Ethanol compared to the pure energy of refined oil just isn't independent enough to make its production worth the mandate of the RFS. Therefore, the RFS isn't needed because its product is based on forcing true makers of energy to blend what is not working as an independent fuel source.
I also don't believe that Refiners are spending Millions as stated "Complying with the Renewable Fuels Standard", Actually they are spending Millions to not blend ethanol into their fuels, that's THEIR Choice under the Renewable Fuel Standard. It would be far cheaper for them to blend in the ethanol than purchase RINS. The Renewable Fuel Standard is not some "new law" that just appeared on the books. The RFS has been with us in the Clean Air Standard since 2005, so Thirteen Years Later, in 2018, if you’re still purchasing RINS to supposedly "comply" with the RFS, it’s because you have CHOSEN to NOT Comply with the RFS and blend in your required volumes of renewable fuels but rather purchase RINS, so good for you, purchase your RINS and stop complaining about it.

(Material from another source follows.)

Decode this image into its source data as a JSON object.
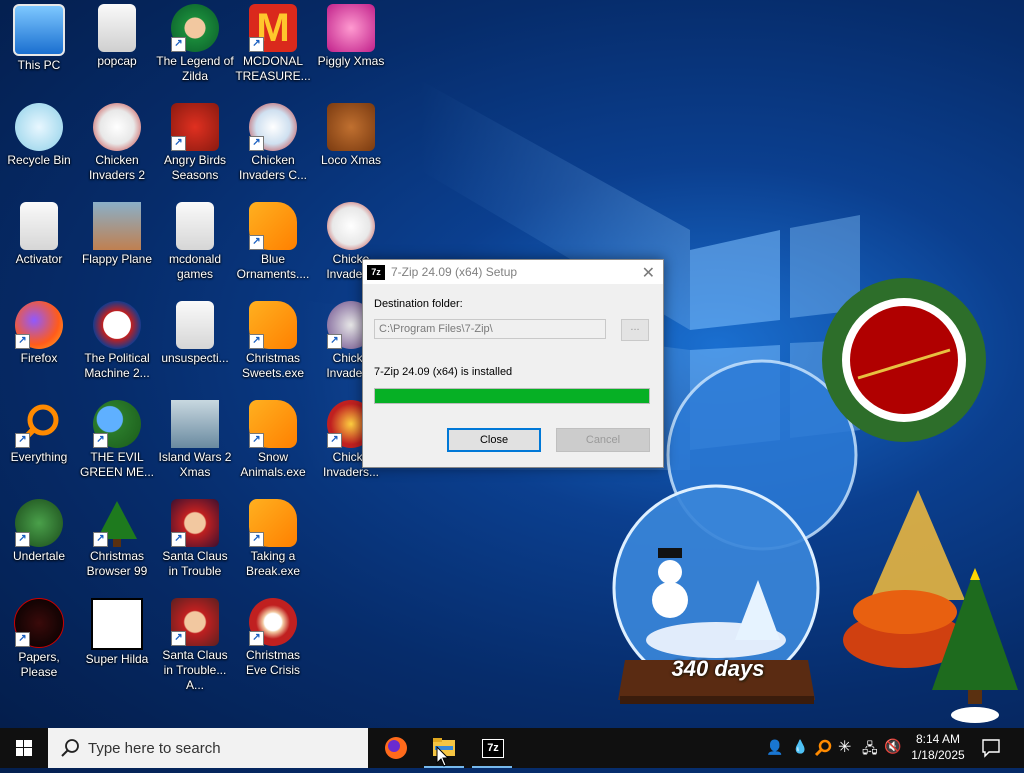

Let’s be clear. The easiest way to REDUCE RIN Costs and to also COMPLY with the RFS, is to allow the year-round sale of E-15 and higher ethanol blends in the Market Place. But the API and the REFINING INDUSTRY are Dead Set against this simple solution because their afraid of any REAL Competition in the fuel market. Ethanol with an Octane Rating of 113, truly is "A Better Fuel, For A Better Price", if it wasn't so the API and Oil Refiners would not be so Afraid of It!

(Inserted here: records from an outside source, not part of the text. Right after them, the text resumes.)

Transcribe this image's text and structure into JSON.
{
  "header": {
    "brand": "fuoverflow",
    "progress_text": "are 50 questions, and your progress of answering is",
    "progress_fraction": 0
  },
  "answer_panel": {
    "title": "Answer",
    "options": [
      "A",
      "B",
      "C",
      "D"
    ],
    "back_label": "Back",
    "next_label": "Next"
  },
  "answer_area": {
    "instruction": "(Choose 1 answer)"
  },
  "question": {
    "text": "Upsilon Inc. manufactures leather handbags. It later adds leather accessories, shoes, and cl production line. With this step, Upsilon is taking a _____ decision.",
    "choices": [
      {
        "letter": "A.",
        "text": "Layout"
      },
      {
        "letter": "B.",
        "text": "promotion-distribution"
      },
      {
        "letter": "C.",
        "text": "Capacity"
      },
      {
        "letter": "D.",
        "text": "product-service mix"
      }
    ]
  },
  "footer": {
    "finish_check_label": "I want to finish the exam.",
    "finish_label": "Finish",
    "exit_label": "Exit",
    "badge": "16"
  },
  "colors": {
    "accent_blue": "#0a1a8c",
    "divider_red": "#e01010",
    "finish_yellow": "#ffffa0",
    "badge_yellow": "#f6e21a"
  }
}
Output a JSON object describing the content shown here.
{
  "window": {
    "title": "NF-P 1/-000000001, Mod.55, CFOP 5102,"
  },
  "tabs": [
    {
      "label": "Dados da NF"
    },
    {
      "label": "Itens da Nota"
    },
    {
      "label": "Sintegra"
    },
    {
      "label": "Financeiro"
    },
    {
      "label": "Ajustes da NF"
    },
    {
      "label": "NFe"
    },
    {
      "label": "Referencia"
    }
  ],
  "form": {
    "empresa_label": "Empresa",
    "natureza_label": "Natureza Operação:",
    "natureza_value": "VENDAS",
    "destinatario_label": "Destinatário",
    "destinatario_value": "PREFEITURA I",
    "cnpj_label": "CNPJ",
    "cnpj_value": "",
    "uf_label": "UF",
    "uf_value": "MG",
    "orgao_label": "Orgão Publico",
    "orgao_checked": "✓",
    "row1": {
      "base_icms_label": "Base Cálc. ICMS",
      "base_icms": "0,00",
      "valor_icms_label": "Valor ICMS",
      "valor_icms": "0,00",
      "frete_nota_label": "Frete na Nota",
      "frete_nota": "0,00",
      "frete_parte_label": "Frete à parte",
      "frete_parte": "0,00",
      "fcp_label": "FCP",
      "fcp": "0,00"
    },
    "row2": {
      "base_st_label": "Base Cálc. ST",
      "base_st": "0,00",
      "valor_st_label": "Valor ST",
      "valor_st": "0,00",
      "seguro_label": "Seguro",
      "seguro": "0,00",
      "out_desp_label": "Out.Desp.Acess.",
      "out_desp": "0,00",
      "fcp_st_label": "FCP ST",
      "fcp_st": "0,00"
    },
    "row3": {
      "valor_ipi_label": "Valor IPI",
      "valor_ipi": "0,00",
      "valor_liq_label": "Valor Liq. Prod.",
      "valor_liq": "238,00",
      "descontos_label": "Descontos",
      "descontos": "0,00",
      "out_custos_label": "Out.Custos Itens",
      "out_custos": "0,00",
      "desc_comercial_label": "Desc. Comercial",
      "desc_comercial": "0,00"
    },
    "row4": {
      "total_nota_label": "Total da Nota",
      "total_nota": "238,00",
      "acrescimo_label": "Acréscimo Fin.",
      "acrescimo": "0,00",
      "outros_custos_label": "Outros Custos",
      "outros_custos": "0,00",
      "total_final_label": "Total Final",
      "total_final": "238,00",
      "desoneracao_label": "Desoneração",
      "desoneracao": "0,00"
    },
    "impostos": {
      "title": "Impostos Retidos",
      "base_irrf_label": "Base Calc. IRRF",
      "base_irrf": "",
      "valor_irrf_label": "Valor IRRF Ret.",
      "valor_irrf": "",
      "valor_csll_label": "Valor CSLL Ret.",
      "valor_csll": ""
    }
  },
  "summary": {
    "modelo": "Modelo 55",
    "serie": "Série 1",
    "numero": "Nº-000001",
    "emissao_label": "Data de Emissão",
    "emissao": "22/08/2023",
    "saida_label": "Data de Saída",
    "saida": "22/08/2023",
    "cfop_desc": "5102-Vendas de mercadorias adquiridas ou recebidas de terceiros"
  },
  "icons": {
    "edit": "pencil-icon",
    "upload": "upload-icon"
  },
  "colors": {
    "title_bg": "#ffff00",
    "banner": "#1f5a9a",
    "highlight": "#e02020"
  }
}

I think its time for BIG OIL and the API to GROW UP, and start worrying about CLEAN AIR and Less Cancer for the AMERICAN PUBLIC.
Ethanol is the Answer not the Problem.